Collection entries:
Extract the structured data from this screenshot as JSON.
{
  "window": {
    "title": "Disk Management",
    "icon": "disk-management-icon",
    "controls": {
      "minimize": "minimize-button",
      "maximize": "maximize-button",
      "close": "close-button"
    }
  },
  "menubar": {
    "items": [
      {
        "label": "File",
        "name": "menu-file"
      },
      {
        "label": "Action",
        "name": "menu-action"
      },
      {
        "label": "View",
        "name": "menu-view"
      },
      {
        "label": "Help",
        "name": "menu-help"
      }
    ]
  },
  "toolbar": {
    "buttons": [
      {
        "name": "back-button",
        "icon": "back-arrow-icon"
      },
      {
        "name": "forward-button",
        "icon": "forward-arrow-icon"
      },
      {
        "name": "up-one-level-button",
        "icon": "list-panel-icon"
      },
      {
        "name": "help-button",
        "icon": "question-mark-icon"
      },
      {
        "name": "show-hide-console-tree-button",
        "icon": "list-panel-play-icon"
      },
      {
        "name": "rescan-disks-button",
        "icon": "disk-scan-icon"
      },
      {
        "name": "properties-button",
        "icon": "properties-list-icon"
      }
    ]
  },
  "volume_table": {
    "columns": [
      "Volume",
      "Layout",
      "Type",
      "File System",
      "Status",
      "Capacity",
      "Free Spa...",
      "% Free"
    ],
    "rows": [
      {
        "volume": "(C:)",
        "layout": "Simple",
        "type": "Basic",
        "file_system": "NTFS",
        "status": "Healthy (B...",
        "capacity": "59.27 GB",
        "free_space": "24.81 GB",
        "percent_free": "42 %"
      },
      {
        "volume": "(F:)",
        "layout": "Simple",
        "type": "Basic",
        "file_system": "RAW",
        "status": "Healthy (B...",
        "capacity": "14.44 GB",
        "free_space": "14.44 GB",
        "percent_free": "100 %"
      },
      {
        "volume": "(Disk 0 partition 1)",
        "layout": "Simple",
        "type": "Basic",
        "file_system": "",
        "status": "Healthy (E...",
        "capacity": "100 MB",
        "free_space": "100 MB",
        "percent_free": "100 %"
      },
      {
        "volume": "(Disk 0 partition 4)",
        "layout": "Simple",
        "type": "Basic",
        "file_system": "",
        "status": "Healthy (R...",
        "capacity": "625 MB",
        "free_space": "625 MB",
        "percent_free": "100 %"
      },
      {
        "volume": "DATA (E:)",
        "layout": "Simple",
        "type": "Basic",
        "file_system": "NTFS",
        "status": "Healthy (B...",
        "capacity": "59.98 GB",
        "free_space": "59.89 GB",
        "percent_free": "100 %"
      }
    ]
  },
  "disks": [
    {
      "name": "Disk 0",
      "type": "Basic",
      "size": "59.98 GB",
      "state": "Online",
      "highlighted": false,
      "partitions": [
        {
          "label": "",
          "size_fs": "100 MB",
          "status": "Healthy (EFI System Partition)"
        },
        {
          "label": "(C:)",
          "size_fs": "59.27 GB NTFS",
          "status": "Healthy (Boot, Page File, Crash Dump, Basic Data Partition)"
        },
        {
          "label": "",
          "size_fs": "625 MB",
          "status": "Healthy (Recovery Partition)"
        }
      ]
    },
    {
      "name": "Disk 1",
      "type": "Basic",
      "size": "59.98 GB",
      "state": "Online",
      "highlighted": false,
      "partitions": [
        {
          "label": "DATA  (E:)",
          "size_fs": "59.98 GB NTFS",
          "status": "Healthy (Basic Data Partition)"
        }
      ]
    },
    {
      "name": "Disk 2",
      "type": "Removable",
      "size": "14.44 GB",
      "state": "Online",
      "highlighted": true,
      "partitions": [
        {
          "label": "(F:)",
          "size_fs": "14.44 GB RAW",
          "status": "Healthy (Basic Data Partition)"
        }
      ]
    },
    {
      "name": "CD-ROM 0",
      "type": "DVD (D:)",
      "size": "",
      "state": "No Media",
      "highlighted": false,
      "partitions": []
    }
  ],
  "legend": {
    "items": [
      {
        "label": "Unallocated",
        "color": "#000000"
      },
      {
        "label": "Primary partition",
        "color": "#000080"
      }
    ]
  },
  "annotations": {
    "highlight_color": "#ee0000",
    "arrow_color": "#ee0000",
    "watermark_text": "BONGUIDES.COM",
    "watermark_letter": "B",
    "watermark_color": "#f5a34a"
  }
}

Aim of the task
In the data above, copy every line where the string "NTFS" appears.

Output below
        "file_system": "NTFS",
        "file_system": "NTFS",
          "size_fs": "59.27 GB NTFS",
          "size_fs": "59.98 GB NTFS",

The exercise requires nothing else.